Web Copyright & Education

The Canadian government is proposing that educational intitutions pay a fee in order to use web materials which are publicly available. According to the The Globe & Mail, Schools would “pay a fee to a copyright collective, an organization representing creators of websites, to access material that is currently free.” So if you create content for the web, and a school in Canada uses it, then the school pays money to a third-party organization.

This sounds an awful lot like government-sponsored piracy to me. Worse, it is a subsidy to larger publishers, which in turn gives them a competitive advantage versus smaller companies which will be providing much of the material which is the basis for the fee. In short: you might face competition from a company financed in part by fees charged to schools to access your work.
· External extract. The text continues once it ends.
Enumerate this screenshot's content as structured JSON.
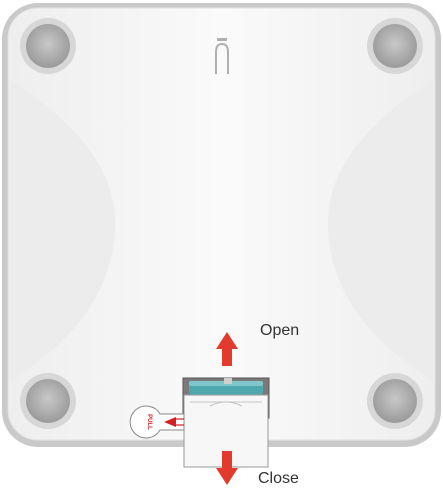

It’s absurd – if a company places information on the web, then it knows that that content is freely available and people will view it without paying. This is extraordinary proposal is another precedent attempting enclosure of the public domain.

Needless to say, the educators themselves are not impressed.